Warehouse Theatre, Croydon
For the most part, Signdance Collective’s new show is extraordinarily original and enthralling. This company’s professed aim is to “merge several artistic disciplines together” and to “explore the creative possibilities that disability suggests”.
Artistic director and leading performer David Bower may be familiar to moviegoers as Hugh Grant’s deaf, and wonderfully honest, brother in Four Weddings and a Funeral, and with this company he is no less honest, in fact almost ruthlessly so. What he sets out to achieve in the most compelling of these four pieces is an expression of the inner journey he had to make in order to reconcile himself to “the Noise” - the tinnitus he has suffered since 1986 following an Indie gig. In this uncompromising performance he seems to become the sounds in his own head at the same time as trying to cast them out. It is as if a devil has taken root behind his eyes and he is determined not to be driven mad. Unforgettable.
Let’s continue with the pluses. Providing a dizzying background to this is some excellent live rock music (courtesy of Luke Barlow) and in the first half of the evening singer/songwriter Alex Ward also performs several splendidly abrasive songs of his own, accompanied by his own electric guitar and “sign theatre” from Isolte Avila.
The final piece conveys in choreographic terms the struggle between two people locked in a floundering relationship. Isolte’s dance career was cut short by arthritis and her skill now resides more in a physical demonstration of emotion rather than perfect poise. The result is intense and truthful, and again the music (Mark Holub) captures all the jangling nerve-ends that go with the emotional territory.

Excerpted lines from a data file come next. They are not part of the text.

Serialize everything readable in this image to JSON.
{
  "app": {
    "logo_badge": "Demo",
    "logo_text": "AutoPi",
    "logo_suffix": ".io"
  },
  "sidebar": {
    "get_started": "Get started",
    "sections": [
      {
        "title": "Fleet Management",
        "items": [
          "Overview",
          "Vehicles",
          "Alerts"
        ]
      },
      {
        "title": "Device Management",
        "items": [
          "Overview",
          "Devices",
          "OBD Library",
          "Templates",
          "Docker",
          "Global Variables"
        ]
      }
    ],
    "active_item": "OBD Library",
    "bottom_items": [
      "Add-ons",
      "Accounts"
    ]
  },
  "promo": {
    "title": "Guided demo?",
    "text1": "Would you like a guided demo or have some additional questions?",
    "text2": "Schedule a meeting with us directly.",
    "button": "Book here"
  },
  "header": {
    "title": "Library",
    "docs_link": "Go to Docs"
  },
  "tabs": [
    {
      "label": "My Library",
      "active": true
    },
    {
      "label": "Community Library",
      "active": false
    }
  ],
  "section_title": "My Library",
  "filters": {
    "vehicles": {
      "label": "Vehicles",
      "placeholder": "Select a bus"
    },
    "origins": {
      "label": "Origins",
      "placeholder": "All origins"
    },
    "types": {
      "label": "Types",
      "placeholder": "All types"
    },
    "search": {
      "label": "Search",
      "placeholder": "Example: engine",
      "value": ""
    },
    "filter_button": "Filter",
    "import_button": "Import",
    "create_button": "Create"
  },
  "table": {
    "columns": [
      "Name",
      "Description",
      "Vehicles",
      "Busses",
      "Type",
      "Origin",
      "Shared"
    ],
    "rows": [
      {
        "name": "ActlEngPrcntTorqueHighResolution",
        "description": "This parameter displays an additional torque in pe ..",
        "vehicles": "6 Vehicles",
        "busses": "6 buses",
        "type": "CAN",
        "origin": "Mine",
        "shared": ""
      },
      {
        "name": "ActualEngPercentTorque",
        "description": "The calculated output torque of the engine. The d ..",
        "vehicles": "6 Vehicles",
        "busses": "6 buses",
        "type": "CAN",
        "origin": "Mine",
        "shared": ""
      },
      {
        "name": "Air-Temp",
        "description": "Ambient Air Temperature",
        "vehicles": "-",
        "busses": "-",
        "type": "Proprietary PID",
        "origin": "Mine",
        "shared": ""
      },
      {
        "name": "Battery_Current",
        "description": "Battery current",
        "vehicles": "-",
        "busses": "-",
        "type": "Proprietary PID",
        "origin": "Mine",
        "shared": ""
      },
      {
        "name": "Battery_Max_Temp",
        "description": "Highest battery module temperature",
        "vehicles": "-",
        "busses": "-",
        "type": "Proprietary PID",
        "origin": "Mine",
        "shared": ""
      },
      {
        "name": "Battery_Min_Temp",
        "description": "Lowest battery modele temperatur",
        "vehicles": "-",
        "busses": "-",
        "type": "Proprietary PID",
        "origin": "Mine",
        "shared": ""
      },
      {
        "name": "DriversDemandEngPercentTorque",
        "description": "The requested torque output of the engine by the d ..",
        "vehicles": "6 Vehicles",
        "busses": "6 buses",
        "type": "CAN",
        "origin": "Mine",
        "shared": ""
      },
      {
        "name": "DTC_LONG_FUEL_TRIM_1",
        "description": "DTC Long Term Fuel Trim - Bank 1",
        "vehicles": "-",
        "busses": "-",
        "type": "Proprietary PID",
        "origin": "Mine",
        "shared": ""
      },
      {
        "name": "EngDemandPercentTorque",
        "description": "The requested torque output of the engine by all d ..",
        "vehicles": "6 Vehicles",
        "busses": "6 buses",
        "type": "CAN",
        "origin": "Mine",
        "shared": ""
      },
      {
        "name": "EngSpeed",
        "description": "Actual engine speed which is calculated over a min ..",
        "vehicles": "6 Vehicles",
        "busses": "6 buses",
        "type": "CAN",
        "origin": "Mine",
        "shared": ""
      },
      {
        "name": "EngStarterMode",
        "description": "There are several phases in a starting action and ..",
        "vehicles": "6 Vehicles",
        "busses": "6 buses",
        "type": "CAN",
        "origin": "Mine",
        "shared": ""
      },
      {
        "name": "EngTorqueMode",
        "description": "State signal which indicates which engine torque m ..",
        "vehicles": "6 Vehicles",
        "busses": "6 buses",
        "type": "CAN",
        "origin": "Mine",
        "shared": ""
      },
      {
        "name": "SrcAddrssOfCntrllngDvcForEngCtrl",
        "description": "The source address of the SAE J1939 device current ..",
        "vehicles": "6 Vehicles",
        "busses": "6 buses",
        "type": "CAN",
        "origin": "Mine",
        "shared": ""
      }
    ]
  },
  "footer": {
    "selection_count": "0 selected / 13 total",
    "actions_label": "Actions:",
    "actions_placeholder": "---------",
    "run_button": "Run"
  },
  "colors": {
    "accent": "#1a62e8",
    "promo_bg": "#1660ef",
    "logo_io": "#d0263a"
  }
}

The first piece, however, which portrays the assault that language makes from the deaf perspective (it says so in the programme notes), appears too much like an assemblage of random elements and loosely improvised self-expression. Now they play carefully with a chair, now bits of paper are scattered from a bag, now he is videoing a close-up of his own hand – but there seems little cohesion. Alex Ward’s guitar creates a real sense of oppression, but while the rest of the programme has raw energy and total commitment, this item seems disjointed and undermined by stylistic cliché. But, overall, there’s no denying the company’s bravery and innovative spirit.
- Giles Cole